And for this intent we keep the law of Moses, it pointing our souls to him; and for this cause it is sanctified unto us for righteousness . . . (Jacob 4:5)
The results of this obedience and devotion are conditions for which we all must long.
Wherefore, we search the prophets, and we have many revelations and the spirit of prophecy; and having all these witnesses we obtain a hope, and our faith becometh unshaken, insomuch that we truly can command in the name of Jesus and the very trees obey us, or the mountains, or the waves of the sea (Jacob 4:6).
This extension of divine power must not lead to pride of course. We are not permitted to glory in our own goodness, our own righteousness, our own humility. It is all grace-a gift of the Father to his children. He will remind us of this if we need reminding:
Nevertheless, the Lord God showeth us our weakness that we may know that it is by his grace, and his great condescensions unto the children of men, that we have power to do these things (Jacob 4:7).
In the recognition of our utter dependence on the atonement and on the redemption and goodness of the Son and the love of the Father, we will certainly come to the conclusion that Jacob came to.
Wherefore, brethren, seek not to counsel the Lord, but to take counsel from his hand. For behold, ye yourselves know that he counseleth in wisdom, and in justice, and in great mercy, over all his works (Jacob 4:10)

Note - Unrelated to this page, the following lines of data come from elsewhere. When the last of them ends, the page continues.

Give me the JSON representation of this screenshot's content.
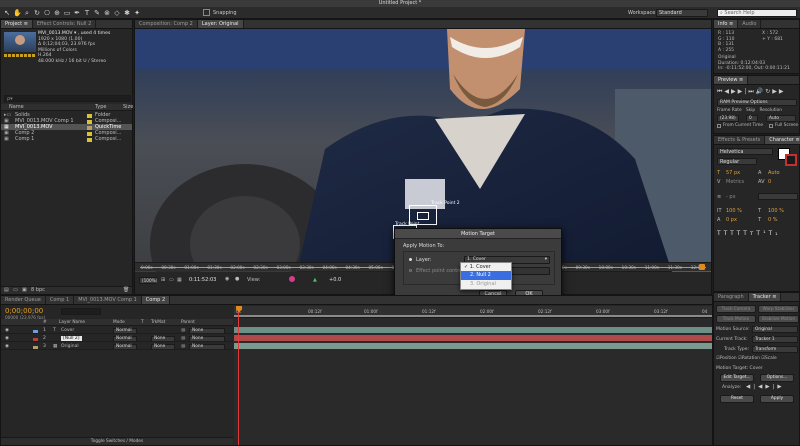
{
  "window": {
    "title": "Untitled Project *"
  },
  "toolbar": {
    "snapping": "Snapping",
    "workspace_label": "Workspace:",
    "workspace_value": "Standard",
    "search_placeholder": "Search Help"
  },
  "project": {
    "tabs": [
      "Project ≡",
      "Effect Controls: Null 2"
    ],
    "thumb_info": [
      "MVI_0013.MOV ▾ , used 4 times",
      "1920 x 1080 (1.00)",
      "Δ 0;12;04;03, 23.976 fps",
      "Millions of Colors",
      "H.264",
      "48.000 kHz / 16 bit U / Stereo"
    ],
    "search_placeholder": "ρ▾",
    "columns": [
      "Name",
      "Type",
      "Size"
    ],
    "items": [
      {
        "name": "Solids",
        "type": "Folder",
        "color": "#d9c23a"
      },
      {
        "name": "MVI_0013.MOV Comp 1",
        "type": "Composi...",
        "color": "#d9c23a"
      },
      {
        "name": "MVI_0013.MOV",
        "type": "QuickTime",
        "color": "#b0a070",
        "selected": true
      },
      {
        "name": "Comp 2",
        "type": "Composi...",
        "color": "#d9c23a"
      },
      {
        "name": "Comp 1",
        "type": "Composi...",
        "color": "#d9c23a"
      }
    ],
    "footer": "8 bpc"
  },
  "viewer": {
    "tabs": [
      "Composition: Comp 2",
      "Layer: Original"
    ],
    "track_point": "Track Point 2",
    "track_point_left": "Track Point",
    "ruler_ticks": [
      "0:00s",
      "00:30s",
      "01:00s",
      "01:30s",
      "02:00s",
      "02:30s",
      "03:00s",
      "03:30s",
      "04:00s",
      "04:30s",
      "05:00s",
      "05:30s",
      "06:00s",
      "06:30s",
      "07:00s",
      "07:30s",
      "08:00s",
      "08:30s",
      "09:00s",
      "09:30s",
      "10:00s",
      "10:30s",
      "11:00s",
      "11:30s",
      "12:00s"
    ],
    "zoom": "(100%)",
    "timecode_a": "0:11:52:03",
    "timecode_b": "0:00:00:00",
    "timecode_c": "0:12:04:02",
    "delta": "+0.0"
  },
  "dialog": {
    "title": "Motion Target",
    "section": "Apply Motion To:",
    "layer_label": "Layer:",
    "layer_value": "1. Cover",
    "effect_label": "Effect point control",
    "options": [
      "1. Cover",
      "2. Null 2",
      "3. Original"
    ],
    "cancel": "Cancel",
    "ok": "OK"
  },
  "info": {
    "tabs": [
      "Info ≡",
      "Audio"
    ],
    "lines_left": [
      "R : 113",
      "G : 110",
      "B : 131",
      "A : 255"
    ],
    "lines_right": [
      "X : 572",
      "+ Y : 681"
    ],
    "meta": [
      "Original",
      "Duration: 0:12:04:03",
      "In: -0:11:52:00, Out: 0:00:11:21"
    ]
  },
  "preview": {
    "tab": "Preview ≡",
    "ram_options": "RAM Preview Options",
    "labels": [
      "Frame Rate",
      "Skip",
      "Resolution"
    ],
    "values": [
      "(23.98)",
      "0",
      "Auto"
    ],
    "from_current": "From Current Time",
    "full_screen": "Full Screen"
  },
  "effects": {
    "tabs": [
      "Effects & Presets",
      "Character ≡"
    ]
  },
  "character": {
    "font": "Helvetica",
    "style": "Regular",
    "size": "57 px",
    "leading": "Auto",
    "kerning": "Metrics",
    "tracking": "0",
    "stroke_unit": "- px",
    "scale_v": "100 %",
    "scale_h": "100 %",
    "baseline": "0 px",
    "tsume": "0 %"
  },
  "timeline": {
    "tabs": [
      "Render Queue",
      "Comp 1",
      "MVI_0013.MOV Comp 1",
      "Comp 2"
    ],
    "timecode": "0;00;00;00",
    "fps": "00000 (23.976 fps)",
    "columns": [
      "#",
      "Layer Name",
      "Mode",
      "T",
      "TrkMat",
      "Parent"
    ],
    "layers": [
      {
        "num": "1",
        "name": "Cover",
        "mode": "Normal",
        "trkmat": "",
        "parent": "None",
        "color": "#6a9fd8",
        "bar": "#6e8f88"
      },
      {
        "num": "2",
        "name": "[Null 2]",
        "mode": "Normal",
        "trkmat": "None",
        "parent": "None",
        "color": "#b84040",
        "bar": "#b04a4a"
      },
      {
        "num": "3",
        "name": "Original",
        "mode": "Normal",
        "trkmat": "None",
        "parent": "None",
        "color": "#b0a070",
        "bar": "#7d9a90"
      }
    ],
    "ruler": [
      "0s",
      "00:12f",
      "01:00f",
      "01:12f",
      "02:00f",
      "02:12f",
      "03:00f",
      "03:12f",
      "04"
    ],
    "footer": "Toggle Switches / Modes"
  },
  "tracker": {
    "tabs": [
      "Paragraph",
      "Tracker ≡"
    ],
    "buttons_row1": [
      "Track Camera",
      "Warp Stabilizer"
    ],
    "buttons_row2": [
      "Track Motion",
      "Stabilize Motion"
    ],
    "motion_source_label": "Motion Source:",
    "motion_source": "Original",
    "current_track_label": "Current Track:",
    "current_track": "Tracker 1",
    "track_type_label": "Track Type:",
    "track_type": "Transform",
    "checks": [
      "Position",
      "Rotation",
      "Scale"
    ],
    "motion_target": "Motion Target: Cover",
    "edit_target": "Edit Target...",
    "options": "Options...",
    "analyze": "Analyze:",
    "reset": "Reset",
    "apply": "Apply"
  }
}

The life of Jacob cannot have been easy. He was born in tribulation in the wilderness to a wandering family driven from its home by the threat of death and the decree of the Lord. His people were lonesome and solemn. (How many Nephites can there have been in those early years?) They were hated by their brethren and were required to spend their days in wars and contentions. Jacob tells us that he and his people mourned out their days. But Jacob never flinched nor faltered. He found out what the Lord wanted him to do and then he did it. Obediently, selflessly, tirelessly, he magnified his calling and labored for the welfare of his people. What a blessing it would be if someone should one day speak as highly of us as the Book of Mormon speaks of Jacob.